── Data
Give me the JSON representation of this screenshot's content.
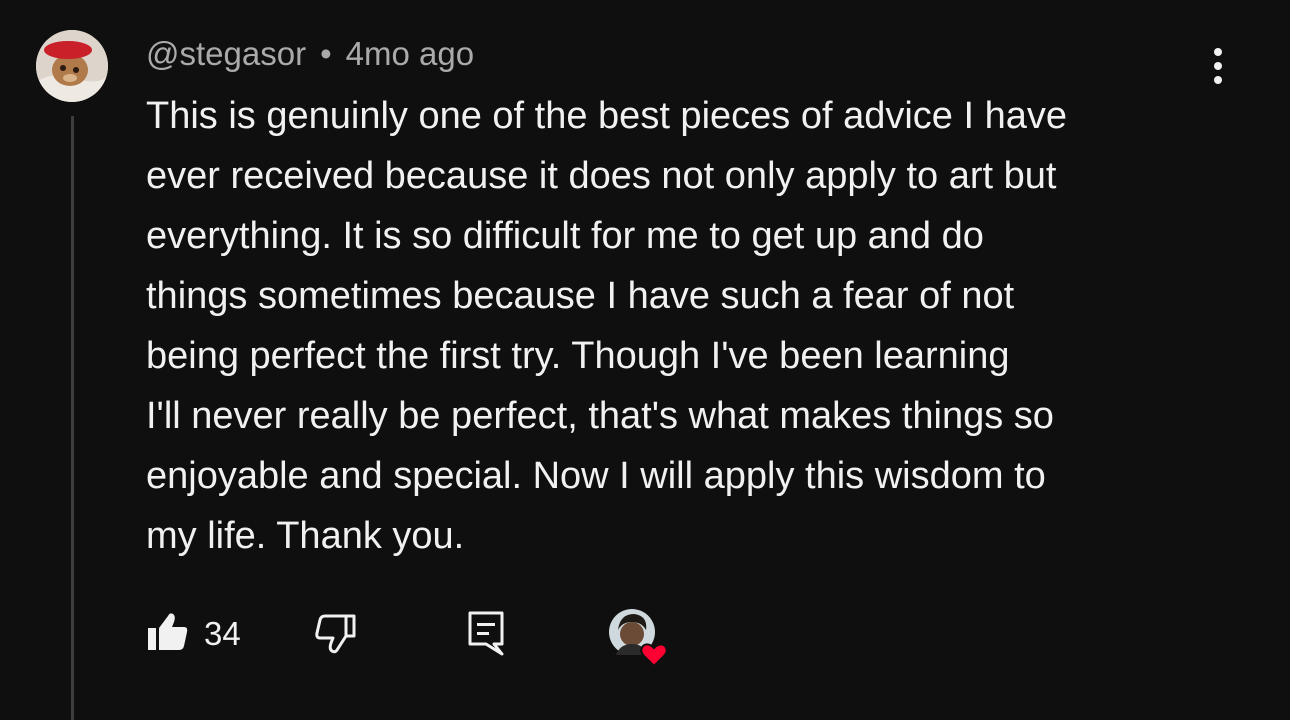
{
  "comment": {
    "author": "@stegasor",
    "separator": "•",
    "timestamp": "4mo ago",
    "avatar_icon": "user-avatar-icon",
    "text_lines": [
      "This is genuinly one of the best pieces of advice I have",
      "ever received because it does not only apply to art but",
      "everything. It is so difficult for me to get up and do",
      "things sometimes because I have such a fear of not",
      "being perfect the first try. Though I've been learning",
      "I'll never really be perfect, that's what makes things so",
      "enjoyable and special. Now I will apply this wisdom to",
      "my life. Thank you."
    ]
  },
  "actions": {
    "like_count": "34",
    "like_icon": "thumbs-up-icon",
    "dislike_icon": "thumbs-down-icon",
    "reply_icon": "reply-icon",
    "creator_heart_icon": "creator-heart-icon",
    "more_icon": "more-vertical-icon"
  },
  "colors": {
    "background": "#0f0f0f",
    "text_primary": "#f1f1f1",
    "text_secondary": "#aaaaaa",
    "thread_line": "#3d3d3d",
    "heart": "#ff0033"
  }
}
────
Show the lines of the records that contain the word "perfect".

Answer below =>
      "being perfect the first try. Though I've been learning",
      "I'll never really be perfect, that's what makes things so",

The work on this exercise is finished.